EXERCISE » Search the data below for "days"; list each line that holds it.

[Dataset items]
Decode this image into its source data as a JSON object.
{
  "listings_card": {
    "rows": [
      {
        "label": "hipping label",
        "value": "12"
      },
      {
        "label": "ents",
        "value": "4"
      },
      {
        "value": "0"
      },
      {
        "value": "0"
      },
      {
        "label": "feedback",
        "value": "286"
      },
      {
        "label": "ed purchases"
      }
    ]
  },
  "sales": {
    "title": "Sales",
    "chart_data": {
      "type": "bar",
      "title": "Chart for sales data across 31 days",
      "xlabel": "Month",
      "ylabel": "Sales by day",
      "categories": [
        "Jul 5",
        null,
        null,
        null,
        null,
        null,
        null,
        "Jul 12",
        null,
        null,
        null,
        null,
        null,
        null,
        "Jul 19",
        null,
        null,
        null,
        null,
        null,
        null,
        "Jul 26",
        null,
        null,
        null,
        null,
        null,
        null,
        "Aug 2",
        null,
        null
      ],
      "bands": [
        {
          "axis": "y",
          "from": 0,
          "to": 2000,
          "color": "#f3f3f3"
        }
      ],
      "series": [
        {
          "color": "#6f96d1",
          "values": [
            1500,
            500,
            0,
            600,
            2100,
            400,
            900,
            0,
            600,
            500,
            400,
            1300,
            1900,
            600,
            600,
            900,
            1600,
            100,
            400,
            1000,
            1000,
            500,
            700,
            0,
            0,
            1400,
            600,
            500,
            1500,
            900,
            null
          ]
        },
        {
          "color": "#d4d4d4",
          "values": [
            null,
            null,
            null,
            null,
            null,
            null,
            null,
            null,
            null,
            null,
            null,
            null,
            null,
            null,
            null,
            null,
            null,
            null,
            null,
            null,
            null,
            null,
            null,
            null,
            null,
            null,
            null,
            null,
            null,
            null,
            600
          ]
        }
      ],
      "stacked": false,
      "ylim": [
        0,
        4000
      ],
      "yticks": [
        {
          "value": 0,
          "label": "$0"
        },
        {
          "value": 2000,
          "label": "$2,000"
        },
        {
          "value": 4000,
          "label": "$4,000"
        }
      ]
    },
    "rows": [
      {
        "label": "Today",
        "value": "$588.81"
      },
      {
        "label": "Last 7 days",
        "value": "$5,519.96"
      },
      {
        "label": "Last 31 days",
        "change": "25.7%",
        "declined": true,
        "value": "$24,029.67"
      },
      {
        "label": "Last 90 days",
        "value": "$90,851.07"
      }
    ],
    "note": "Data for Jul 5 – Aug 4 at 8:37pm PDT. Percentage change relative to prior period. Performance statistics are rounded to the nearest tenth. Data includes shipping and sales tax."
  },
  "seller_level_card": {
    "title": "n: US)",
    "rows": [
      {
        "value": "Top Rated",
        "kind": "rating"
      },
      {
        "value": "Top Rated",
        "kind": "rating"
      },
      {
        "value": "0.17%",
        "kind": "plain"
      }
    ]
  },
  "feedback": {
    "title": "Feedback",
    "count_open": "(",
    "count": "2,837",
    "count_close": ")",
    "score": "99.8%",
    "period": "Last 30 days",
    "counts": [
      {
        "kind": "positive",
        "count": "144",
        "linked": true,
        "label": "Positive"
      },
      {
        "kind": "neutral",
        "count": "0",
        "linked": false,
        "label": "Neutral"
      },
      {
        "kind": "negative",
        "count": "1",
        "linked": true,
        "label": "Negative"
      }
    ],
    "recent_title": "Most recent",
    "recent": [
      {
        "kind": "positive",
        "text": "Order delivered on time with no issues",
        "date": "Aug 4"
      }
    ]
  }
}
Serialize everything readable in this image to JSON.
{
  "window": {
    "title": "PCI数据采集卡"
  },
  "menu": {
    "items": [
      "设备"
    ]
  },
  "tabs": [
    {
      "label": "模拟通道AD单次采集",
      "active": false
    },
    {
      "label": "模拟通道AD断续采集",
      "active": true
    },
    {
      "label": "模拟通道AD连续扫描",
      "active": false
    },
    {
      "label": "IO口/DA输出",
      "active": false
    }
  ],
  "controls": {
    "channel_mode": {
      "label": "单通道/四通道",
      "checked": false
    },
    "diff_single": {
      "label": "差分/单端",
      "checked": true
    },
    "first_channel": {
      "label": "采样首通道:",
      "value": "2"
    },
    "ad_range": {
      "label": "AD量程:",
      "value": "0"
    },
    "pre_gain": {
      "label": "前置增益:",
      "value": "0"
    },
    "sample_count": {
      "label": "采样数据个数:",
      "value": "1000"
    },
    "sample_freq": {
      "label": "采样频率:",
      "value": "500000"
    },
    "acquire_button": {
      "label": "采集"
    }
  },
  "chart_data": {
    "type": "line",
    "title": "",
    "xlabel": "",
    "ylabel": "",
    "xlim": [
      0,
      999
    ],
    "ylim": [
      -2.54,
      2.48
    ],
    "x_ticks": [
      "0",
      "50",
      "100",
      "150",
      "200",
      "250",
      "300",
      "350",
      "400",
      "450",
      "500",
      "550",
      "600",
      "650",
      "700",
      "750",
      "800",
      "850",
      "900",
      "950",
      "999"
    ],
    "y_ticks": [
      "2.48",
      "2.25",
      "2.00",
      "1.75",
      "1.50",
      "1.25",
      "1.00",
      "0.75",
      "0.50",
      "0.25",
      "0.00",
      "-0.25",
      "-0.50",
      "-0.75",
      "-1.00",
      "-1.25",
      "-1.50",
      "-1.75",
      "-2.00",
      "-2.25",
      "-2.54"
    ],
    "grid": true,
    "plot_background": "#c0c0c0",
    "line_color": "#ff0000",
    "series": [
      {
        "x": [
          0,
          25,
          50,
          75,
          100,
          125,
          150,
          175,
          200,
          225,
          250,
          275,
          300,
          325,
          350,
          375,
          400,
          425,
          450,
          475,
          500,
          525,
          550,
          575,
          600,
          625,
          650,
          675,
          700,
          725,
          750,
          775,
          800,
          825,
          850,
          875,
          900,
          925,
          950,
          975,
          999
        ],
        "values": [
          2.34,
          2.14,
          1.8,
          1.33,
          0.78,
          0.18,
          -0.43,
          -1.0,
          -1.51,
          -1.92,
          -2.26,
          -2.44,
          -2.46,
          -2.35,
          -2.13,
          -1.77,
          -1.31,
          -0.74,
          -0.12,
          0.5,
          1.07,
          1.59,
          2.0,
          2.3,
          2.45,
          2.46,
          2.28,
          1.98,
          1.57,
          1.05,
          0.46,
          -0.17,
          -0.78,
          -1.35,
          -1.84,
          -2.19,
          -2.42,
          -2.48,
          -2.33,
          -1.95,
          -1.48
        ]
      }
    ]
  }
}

OUTPUT OF THE EXERCISE »
      "title": "Chart for sales data across 31 days",
        "label": "Last 7 days",
        "label": "Last 31 days",
        "label": "Last 90 days",
    "period": "Last 30 days",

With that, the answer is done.